Data about app and page elements:
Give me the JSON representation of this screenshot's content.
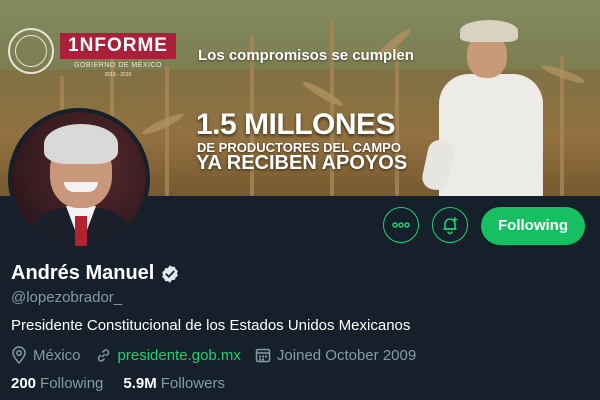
{
  "banner": {
    "logo_title": "1NFORME",
    "logo_subtitle": "GOBIERNO DE MÉXICO",
    "logo_years": "2018 - 2019",
    "tagline": "Los compromisos se cumplen",
    "headline_1": "1.5 MILLONES",
    "headline_2": "DE PRODUCTORES DEL CAMPO",
    "headline_3": "YA RECIBEN APOYOS"
  },
  "actions": {
    "more_icon": "more-dots-icon",
    "notify_icon": "bell-plus-icon",
    "follow_label": "Following"
  },
  "profile": {
    "name": "Andrés Manuel",
    "handle": "@lopezobrador_",
    "bio": "Presidente Constitucional de los Estados Unidos Mexicanos",
    "location": "México",
    "website": "presidente.gob.mx",
    "joined": "Joined October 2009"
  },
  "stats": {
    "following_count": "200",
    "following_label": "Following",
    "followers_count": "5.9M",
    "followers_label": "Followers"
  },
  "colors": {
    "background": "#15202b",
    "accent": "#17bf63",
    "muted_text": "#8899a6",
    "informe_red": "#a8203a"
  }
}
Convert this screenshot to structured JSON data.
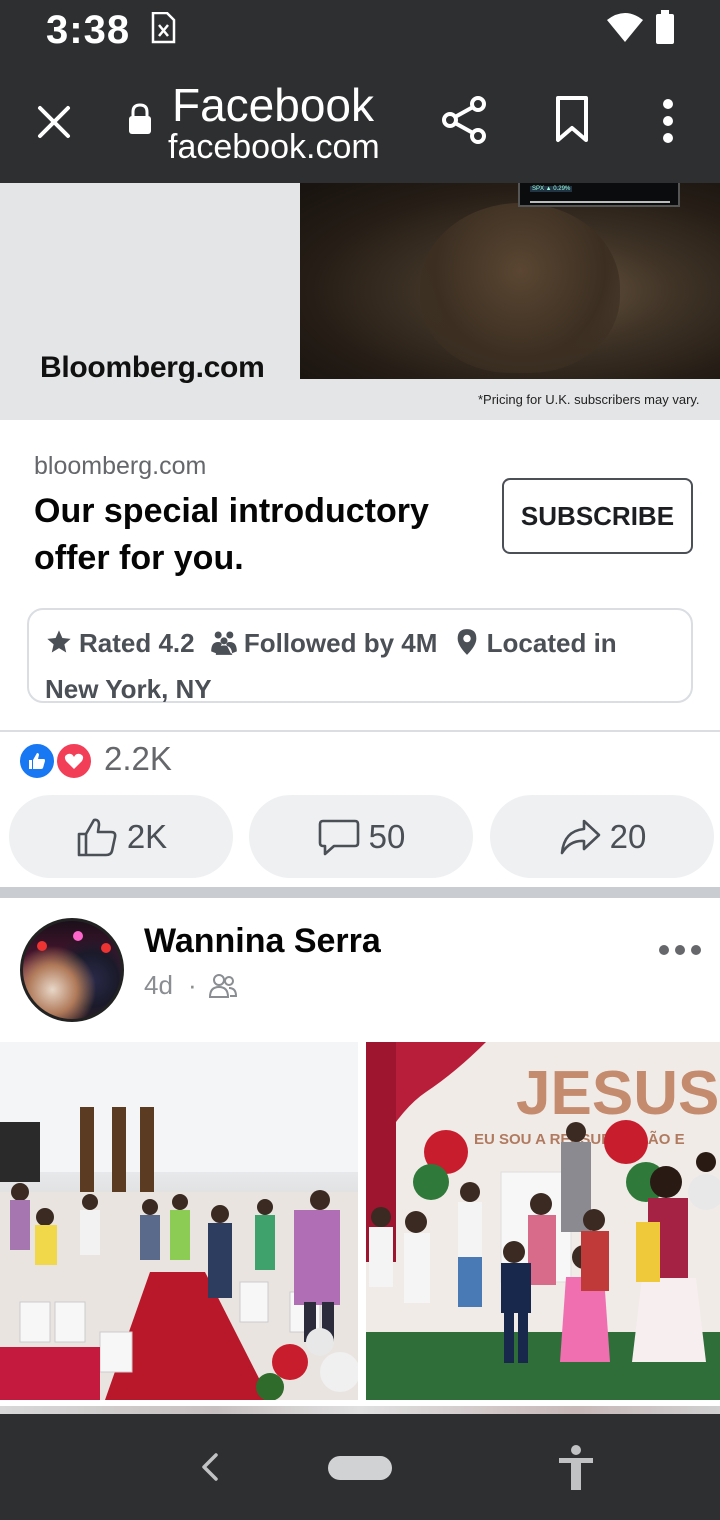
{
  "status_bar": {
    "time": "3:38",
    "icons": [
      "sim-card-icon",
      "wifi-icon",
      "battery-icon"
    ]
  },
  "browser": {
    "title": "Facebook",
    "domain": "facebook.com",
    "icons": [
      "close-icon",
      "lock-icon",
      "share-icon",
      "bookmark-icon",
      "more-vert-icon"
    ]
  },
  "ad": {
    "logo_text": "Bloomberg.com",
    "disclaimer": "*Pricing for U.K. subscribers may vary.",
    "phone_ticker": "SPX ▲ 0.29%",
    "source": "bloomberg.com",
    "headline": "Our special introductory offer for you.",
    "cta_label": "SUBSCRIBE",
    "info": {
      "rating": "Rated 4.2",
      "followers": "Followed by 4M",
      "location": "Located in New York, NY"
    }
  },
  "engagement": {
    "reactions_total": "2.2K",
    "likes": "2K",
    "comments": "50",
    "shares": "20"
  },
  "post": {
    "author": "Wannina Serra",
    "time": "4d",
    "separator": "·",
    "audience_icon": "friends-icon"
  },
  "colors": {
    "chrome": "#2d2f31",
    "like_blue": "#1877f2",
    "love_red": "#f33e58",
    "button_bg": "#eef0f2"
  }
}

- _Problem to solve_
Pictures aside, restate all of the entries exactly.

- _Expected answer_
Give me the JSON representation of this screenshot's content.
{
  "banner": {
    "logo_title": "1NFORME",
    "logo_subtitle": "GOBIERNO DE MÉXICO",
    "logo_years": "2018 - 2019",
    "tagline": "Los compromisos se cumplen",
    "headline_1": "1.5 MILLONES",
    "headline_2": "DE PRODUCTORES DEL CAMPO",
    "headline_3": "YA RECIBEN APOYOS"
  },
  "actions": {
    "more_icon": "more-dots-icon",
    "notify_icon": "bell-plus-icon",
    "follow_label": "Following"
  },
  "profile": {
    "name": "Andrés Manuel",
    "handle": "@lopezobrador_",
    "bio": "Presidente Constitucional de los Estados Unidos Mexicanos",
    "location": "México",
    "website": "presidente.gob.mx",
    "joined": "Joined October 2009"
  },
  "stats": {
    "following_count": "200",
    "following_label": "Following",
    "followers_count": "5.9M",
    "followers_label": "Followers"
  },
  "colors": {
    "background": "#15202b",
    "accent": "#17bf63",
    "muted_text": "#8899a6",
    "informe_red": "#a8203a"
  }
}
Convert this screenshot to structured JSON data.
{
  "status_bar": {
    "time": "3:38",
    "icons": [
      "sim-card-icon",
      "wifi-icon",
      "battery-icon"
    ]
  },
  "browser": {
    "title": "Facebook",
    "domain": "facebook.com",
    "icons": [
      "close-icon",
      "lock-icon",
      "share-icon",
      "bookmark-icon",
      "more-vert-icon"
    ]
  },
  "ad": {
    "logo_text": "Bloomberg.com",
    "disclaimer": "*Pricing for U.K. subscribers may vary.",
    "phone_ticker": "SPX ▲ 0.29%",
    "source": "bloomberg.com",
    "headline": "Our special introductory offer for you.",
    "cta_label": "SUBSCRIBE",
    "info": {
      "rating": "Rated 4.2",
      "followers": "Followed by 4M",
      "location": "Located in New York, NY"
    }
  },
  "engagement": {
    "reactions_total": "2.2K",
    "likes": "2K",
    "comments": "50",
    "shares": "20"
  },
  "post": {
    "author": "Wannina Serra",
    "time": "4d",
    "separator": "·",
    "audience_icon": "friends-icon"
  },
  "colors": {
    "chrome": "#2d2f31",
    "like_blue": "#1877f2",
    "love_red": "#f33e58",
    "button_bg": "#eef0f2"
  }
}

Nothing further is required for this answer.